Total contributions$144,893,509$109,558,877$118,585,719$103,885,418$149,194,829
Program service revenue$50,780,130$49,627,751$46,904,026$46,455,153$43,279,711
Membership dues$0$0$0$0$0
Investment income$31,589,080$11,456,684$31,706,436$27,864,566$17,050,709
Other revenue$3,803,058$2,141,189$3,156,368$2,960,114$2,755,442
Total other revenue$86,172,268$63,225,624$81,766,830$77,279,833$63,085,862
Total revenue$231,065,777$172,784,501$200,352,549$181,165,251$212,280,691
Program services$100,272,951$90,364,950$91,017,016$84,270,395$77,054,518
Management and general$18,143,426$15,198,304$15,404,722$11,924,179$9,608,009
Total expenses$143,491,963$129,460,737$129,853,793$118,464,216$104,546,138
Change in net assets20172016201520142013
Surplus (deficit)$87,573,814$43,323,764$70,498,756$62,701,035$107,734,553
Other changes in net assets$0$0$0$0$0
Total change in net assets$87,573,814$43,323,764$70,498,756$62,701,035$107,734,553

Response from ministry

No response has been provided by this ministry.

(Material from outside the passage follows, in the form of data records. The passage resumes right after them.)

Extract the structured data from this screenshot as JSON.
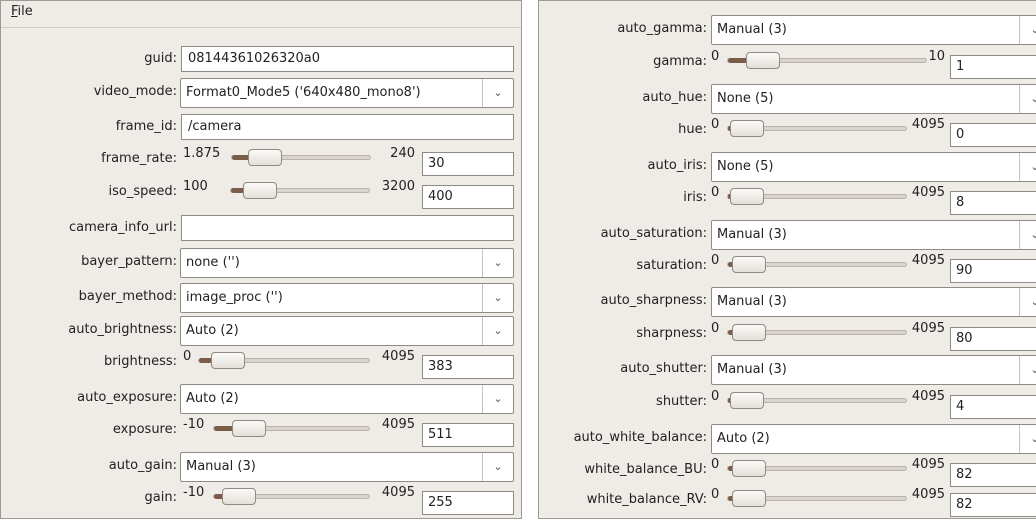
{
  "menu": {
    "file_label": "File",
    "file_mnemonic": "F",
    "file_rest": "ile"
  },
  "left": {
    "guid": {
      "label": "guid:",
      "value": "08144361026320a0"
    },
    "video_mode": {
      "label": "video_mode:",
      "value": "Format0_Mode5 ('640x480_mono8')"
    },
    "frame_id": {
      "label": "frame_id:",
      "value": "/camera"
    },
    "frame_rate": {
      "label": "frame_rate:",
      "min": "1.875",
      "max": "240",
      "value": "30"
    },
    "iso_speed": {
      "label": "iso_speed:",
      "min": "100",
      "max": "3200",
      "value": "400"
    },
    "camera_info_url": {
      "label": "camera_info_url:",
      "value": ""
    },
    "bayer_pattern": {
      "label": "bayer_pattern:",
      "value": "none ('')"
    },
    "bayer_method": {
      "label": "bayer_method:",
      "value": "image_proc ('')"
    },
    "auto_brightness": {
      "label": "auto_brightness:",
      "value": "Auto (2)"
    },
    "brightness": {
      "label": "brightness:",
      "min": "0",
      "max": "4095",
      "value": "383"
    },
    "auto_exposure": {
      "label": "auto_exposure:",
      "value": "Auto (2)"
    },
    "exposure": {
      "label": "exposure:",
      "min": "-10",
      "max": "4095",
      "value": "511"
    },
    "auto_gain": {
      "label": "auto_gain:",
      "value": "Manual (3)"
    },
    "gain": {
      "label": "gain:",
      "min": "-10",
      "max": "4095",
      "value": "255"
    }
  },
  "right": {
    "auto_gamma": {
      "label": "auto_gamma:",
      "value": "Manual (3)"
    },
    "gamma": {
      "label": "gamma:",
      "min": "0",
      "max": "10",
      "value": "1"
    },
    "auto_hue": {
      "label": "auto_hue:",
      "value": "None (5)"
    },
    "hue": {
      "label": "hue:",
      "min": "0",
      "max": "4095",
      "value": "0"
    },
    "auto_iris": {
      "label": "auto_iris:",
      "value": "None (5)"
    },
    "iris": {
      "label": "iris:",
      "min": "0",
      "max": "4095",
      "value": "8"
    },
    "auto_saturation": {
      "label": "auto_saturation:",
      "value": "Manual (3)"
    },
    "saturation": {
      "label": "saturation:",
      "min": "0",
      "max": "4095",
      "value": "90"
    },
    "auto_sharpness": {
      "label": "auto_sharpness:",
      "value": "Manual (3)"
    },
    "sharpness": {
      "label": "sharpness:",
      "min": "0",
      "max": "4095",
      "value": "80"
    },
    "auto_shutter": {
      "label": "auto_shutter:",
      "value": "Manual (3)"
    },
    "shutter": {
      "label": "shutter:",
      "min": "0",
      "max": "4095",
      "value": "4"
    },
    "auto_white_balance": {
      "label": "auto_white_balance:",
      "value": "Auto (2)"
    },
    "white_balance_BU": {
      "label": "white_balance_BU:",
      "min": "0",
      "max": "4095",
      "value": "82"
    },
    "white_balance_RV": {
      "label": "white_balance_RV:",
      "min": "0",
      "max": "4095",
      "value": "82"
    }
  },
  "icons": {
    "dropdown": "chevron-down-icon"
  },
  "colors": {
    "panel_bg": "#efebe6",
    "slider_fill": "#7a5c49",
    "border": "#8e8a84"
  }
}
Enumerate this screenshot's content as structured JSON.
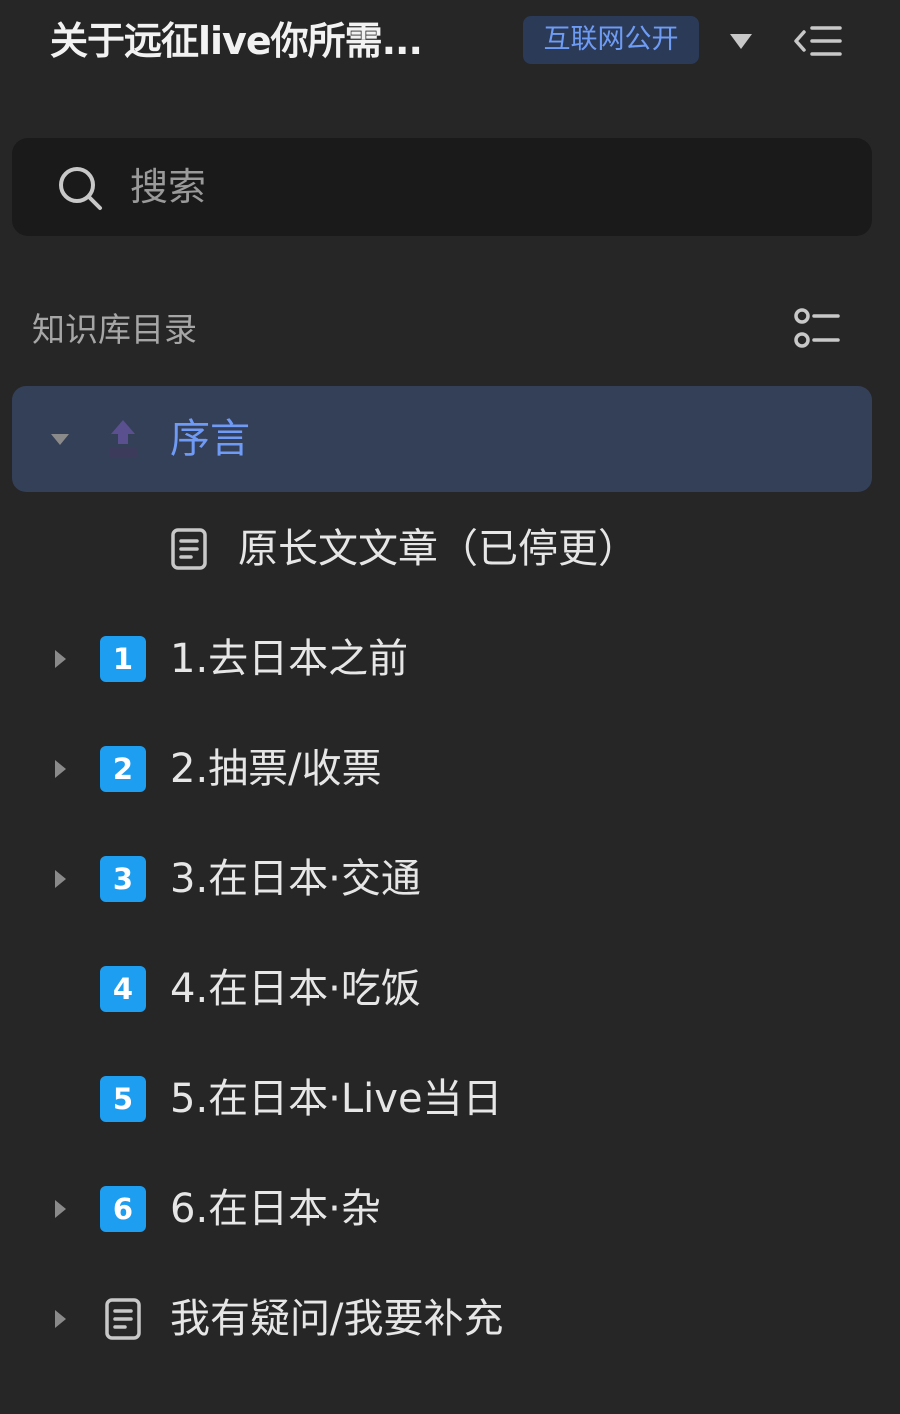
{
  "header": {
    "title": "关于远征live你所需...",
    "badge": "互联网公开"
  },
  "search": {
    "placeholder": "搜索"
  },
  "section": {
    "title": "知识库目录"
  },
  "tree": {
    "items": [
      {
        "label": "序言",
        "icon": "top-icon",
        "expanded": true,
        "active": true
      },
      {
        "label": "原长文文章（已停更）",
        "icon": "document-icon",
        "child": true
      },
      {
        "label": "1.去日本之前",
        "icon_text": "1",
        "has_children": true
      },
      {
        "label": "2.抽票/收票",
        "icon_text": "2",
        "has_children": true
      },
      {
        "label": "3.在日本·交通",
        "icon_text": "3",
        "has_children": true
      },
      {
        "label": "4.在日本·吃饭",
        "icon_text": "4",
        "has_children": false
      },
      {
        "label": "5.在日本·Live当日",
        "icon_text": "5",
        "has_children": false
      },
      {
        "label": "6.在日本·杂",
        "icon_text": "6",
        "has_children": true
      },
      {
        "label": "我有疑问/我要补充",
        "icon": "document-icon",
        "has_children": true
      }
    ]
  },
  "colors": {
    "background": "#262626",
    "accent": "#6f9bf6",
    "active_row": "#343f58",
    "number_icon": "#1e9ef0"
  }
}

Hillsdale College was founded as Michigan Central College in Spring Arbor, Michigan, in 1844. Nine years later it moved to Hillsdale and assumed its current name. As stated in its Articles of Association, the College undertakes its work "grateful to God for the inestimable blessings resulting from the prevalence of civil and religious liberty and intelligent piety in the land, and believing that the diffusion of sound learning is essential to the perpetuity of these blessings." Though established by Freewill Baptists, Hillsdale has been officially non-denominational since its inception. It was the first American college to prohibit in its charter any discrimination based on race, religion, or sex, and became an early force for the abolition of slavery. It was also the second college in the nation to grant four-year liberal arts degrees to women. Professor and preacher Ransom Dunn, who would serve Hillsdale College for half a century, raised money to construct the new hilltop campus in the early 1850s by riding 6,000 miles on horseback on the Wisconsin and Minnesota frontier. It was largely through Dunn's efforts that Hillsdale would survive while over 80 percent of colleges founded before the Civil War would not. A higher percentage of Hillsdale students enlisted during the Civil War than from any other western college. Of the more than 400 who fought for the Union, four earned the Congressional Medal of Honor, three became generals, and many more served as regimental commanders. Sixty gave their lives. Because of the College's anti-slavery reputation and its role in founding the new Republican party (Professor Edmund Fairfield was a leader at the first convention), many notable speakers visited its campus during the Civil War era, including Frederick Douglass and Edward Everett, who preceded Lincoln at Gettysburg. Hillsdale's modern rise to prominence occurred in the 1970s. On the pretext that some of its students were receiving federal loans, the Department of Health, Education, and Welfare attempted to interfere with the College's internal affairs, including a demand that Hillsdale begin counting its students by race. Hillsdale's trustees responded with two toughly worded resolutions: One, the College would continue its policy of non-discrimination. Two, "with the help of God," it would "resist, by all legal means, any encroachments on its independence." Following almost a decade of litigation, the U.S. Supreme Court decided against Hillsdale in 1984. By this time, the College had announced that rather than complying with unconstitutional federal regulation, it would instruct its students that they could no longer bring federal taxpayer money to Hillsdale. Instead, the College would replace that aid with private contributions. Hillsdale continues to carry out its original mission today, both in the classroom and nationwide, through its many outreach programs, including its monthly speech digest, Imprimis. A prayer written in the Bible that was placed inside the 1853 cornerstone of Central Hall reflects its continuing commitment: "May earth be better and heaven be richer because of the life and labor of Hillsdale College."

Program accomplishments